> _The task_
Reproduce all entries verbatim, with nothing added or dropped.

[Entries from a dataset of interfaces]
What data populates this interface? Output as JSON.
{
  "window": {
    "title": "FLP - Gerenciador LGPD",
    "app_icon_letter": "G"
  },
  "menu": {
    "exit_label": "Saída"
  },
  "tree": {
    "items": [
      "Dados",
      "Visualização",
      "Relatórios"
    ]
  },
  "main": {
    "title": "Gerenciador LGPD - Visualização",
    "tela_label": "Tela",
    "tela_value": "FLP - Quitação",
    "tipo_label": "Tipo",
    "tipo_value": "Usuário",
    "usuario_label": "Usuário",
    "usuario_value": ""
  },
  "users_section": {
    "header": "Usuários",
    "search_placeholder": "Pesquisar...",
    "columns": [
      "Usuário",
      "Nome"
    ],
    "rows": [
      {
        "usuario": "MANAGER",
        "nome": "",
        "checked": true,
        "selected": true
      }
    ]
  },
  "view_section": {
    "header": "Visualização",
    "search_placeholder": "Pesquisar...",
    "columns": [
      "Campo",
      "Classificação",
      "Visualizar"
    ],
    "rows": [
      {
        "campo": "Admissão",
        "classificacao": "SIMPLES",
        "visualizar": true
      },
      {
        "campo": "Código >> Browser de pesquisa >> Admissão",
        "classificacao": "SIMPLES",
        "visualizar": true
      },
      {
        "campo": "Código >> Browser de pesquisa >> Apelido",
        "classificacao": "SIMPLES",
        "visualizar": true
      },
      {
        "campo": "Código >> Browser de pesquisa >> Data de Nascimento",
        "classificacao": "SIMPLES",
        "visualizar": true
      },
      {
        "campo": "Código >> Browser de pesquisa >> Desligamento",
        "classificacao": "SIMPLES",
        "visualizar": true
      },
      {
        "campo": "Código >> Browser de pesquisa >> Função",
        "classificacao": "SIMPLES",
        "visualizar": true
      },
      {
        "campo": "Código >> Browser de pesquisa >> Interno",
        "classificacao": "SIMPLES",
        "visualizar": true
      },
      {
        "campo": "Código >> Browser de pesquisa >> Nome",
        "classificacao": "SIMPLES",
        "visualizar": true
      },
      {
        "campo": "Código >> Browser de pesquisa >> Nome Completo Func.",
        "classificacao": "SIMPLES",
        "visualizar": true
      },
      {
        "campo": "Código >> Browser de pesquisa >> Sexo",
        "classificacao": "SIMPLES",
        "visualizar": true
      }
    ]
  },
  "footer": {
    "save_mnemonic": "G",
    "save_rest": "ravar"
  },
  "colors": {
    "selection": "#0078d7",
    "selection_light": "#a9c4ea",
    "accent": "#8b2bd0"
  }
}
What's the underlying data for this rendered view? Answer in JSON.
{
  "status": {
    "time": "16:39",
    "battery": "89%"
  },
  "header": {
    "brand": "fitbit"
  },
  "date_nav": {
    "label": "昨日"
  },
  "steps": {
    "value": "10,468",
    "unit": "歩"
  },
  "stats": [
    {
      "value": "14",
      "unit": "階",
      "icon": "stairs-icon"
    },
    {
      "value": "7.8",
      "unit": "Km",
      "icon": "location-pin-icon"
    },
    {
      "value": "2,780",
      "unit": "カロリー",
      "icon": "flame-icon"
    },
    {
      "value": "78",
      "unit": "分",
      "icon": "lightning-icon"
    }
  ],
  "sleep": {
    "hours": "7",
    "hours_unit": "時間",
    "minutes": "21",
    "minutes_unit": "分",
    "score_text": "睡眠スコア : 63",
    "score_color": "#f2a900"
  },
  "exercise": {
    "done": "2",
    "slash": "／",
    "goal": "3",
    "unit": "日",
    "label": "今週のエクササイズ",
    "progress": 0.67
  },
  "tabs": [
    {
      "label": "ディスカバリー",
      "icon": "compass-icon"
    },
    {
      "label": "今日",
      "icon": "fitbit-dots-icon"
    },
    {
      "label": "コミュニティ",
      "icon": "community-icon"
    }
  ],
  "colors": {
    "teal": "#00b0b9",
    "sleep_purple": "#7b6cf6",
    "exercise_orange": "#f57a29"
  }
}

> _Answer space_
What data populates this interface? Output as JSON.
{
  "window": {
    "title": "FLP - Gerenciador LGPD",
    "app_icon_letter": "G"
  },
  "menu": {
    "exit_label": "Saída"
  },
  "tree": {
    "items": [
      "Dados",
      "Visualização",
      "Relatórios"
    ]
  },
  "main": {
    "title": "Gerenciador LGPD - Visualização",
    "tela_label": "Tela",
    "tela_value": "FLP - Quitação",
    "tipo_label": "Tipo",
    "tipo_value": "Usuário",
    "usuario_label": "Usuário",
    "usuario_value": ""
  },
  "users_section": {
    "header": "Usuários",
    "search_placeholder": "Pesquisar...",
    "columns": [
      "Usuário",
      "Nome"
    ],
    "rows": [
      {
        "usuario": "MANAGER",
        "nome": "",
        "checked": true,
        "selected": true
      }
    ]
  },
  "view_section": {
    "header": "Visualização",
    "search_placeholder": "Pesquisar...",
    "columns": [
      "Campo",
      "Classificação",
      "Visualizar"
    ],
    "rows": [
      {
        "campo": "Admissão",
        "classificacao": "SIMPLES",
        "visualizar": true
      },
      {
        "campo": "Código >> Browser de pesquisa >> Admissão",
        "classificacao": "SIMPLES",
        "visualizar": true
      },
      {
        "campo": "Código >> Browser de pesquisa >> Apelido",
        "classificacao": "SIMPLES",
        "visualizar": true
      },
      {
        "campo": "Código >> Browser de pesquisa >> Data de Nascimento",
        "classificacao": "SIMPLES",
        "visualizar": true
      },
      {
        "campo": "Código >> Browser de pesquisa >> Desligamento",
        "classificacao": "SIMPLES",
        "visualizar": true
      },
      {
        "campo": "Código >> Browser de pesquisa >> Função",
        "classificacao": "SIMPLES",
        "visualizar": true
      },
      {
        "campo": "Código >> Browser de pesquisa >> Interno",
        "classificacao": "SIMPLES",
        "visualizar": true
      },
      {
        "campo": "Código >> Browser de pesquisa >> Nome",
        "classificacao": "SIMPLES",
        "visualizar": true
      },
      {
        "campo": "Código >> Browser de pesquisa >> Nome Completo Func.",
        "classificacao": "SIMPLES",
        "visualizar": true
      },
      {
        "campo": "Código >> Browser de pesquisa >> Sexo",
        "classificacao": "SIMPLES",
        "visualizar": true
      }
    ]
  },
  "footer": {
    "save_mnemonic": "G",
    "save_rest": "ravar"
  },
  "colors": {
    "selection": "#0078d7",
    "selection_light": "#a9c4ea",
    "accent": "#8b2bd0"
  }
}
What's the underlying data for this rendered view? Answer in JSON.
{
  "status": {
    "time": "16:39",
    "battery": "89%"
  },
  "header": {
    "brand": "fitbit"
  },
  "date_nav": {
    "label": "昨日"
  },
  "steps": {
    "value": "10,468",
    "unit": "歩"
  },
  "stats": [
    {
      "value": "14",
      "unit": "階",
      "icon": "stairs-icon"
    },
    {
      "value": "7.8",
      "unit": "Km",
      "icon": "location-pin-icon"
    },
    {
      "value": "2,780",
      "unit": "カロリー",
      "icon": "flame-icon"
    },
    {
      "value": "78",
      "unit": "分",
      "icon": "lightning-icon"
    }
  ],
  "sleep": {
    "hours": "7",
    "hours_unit": "時間",
    "minutes": "21",
    "minutes_unit": "分",
    "score_text": "睡眠スコア : 63",
    "score_color": "#f2a900"
  },
  "exercise": {
    "done": "2",
    "slash": "／",
    "goal": "3",
    "unit": "日",
    "label": "今週のエクササイズ",
    "progress": 0.67
  },
  "tabs": [
    {
      "label": "ディスカバリー",
      "icon": "compass-icon"
    },
    {
      "label": "今日",
      "icon": "fitbit-dots-icon"
    },
    {
      "label": "コミュニティ",
      "icon": "community-icon"
    }
  ],
  "colors": {
    "teal": "#00b0b9",
    "sleep_purple": "#7b6cf6",
    "exercise_orange": "#f57a29"
  }
}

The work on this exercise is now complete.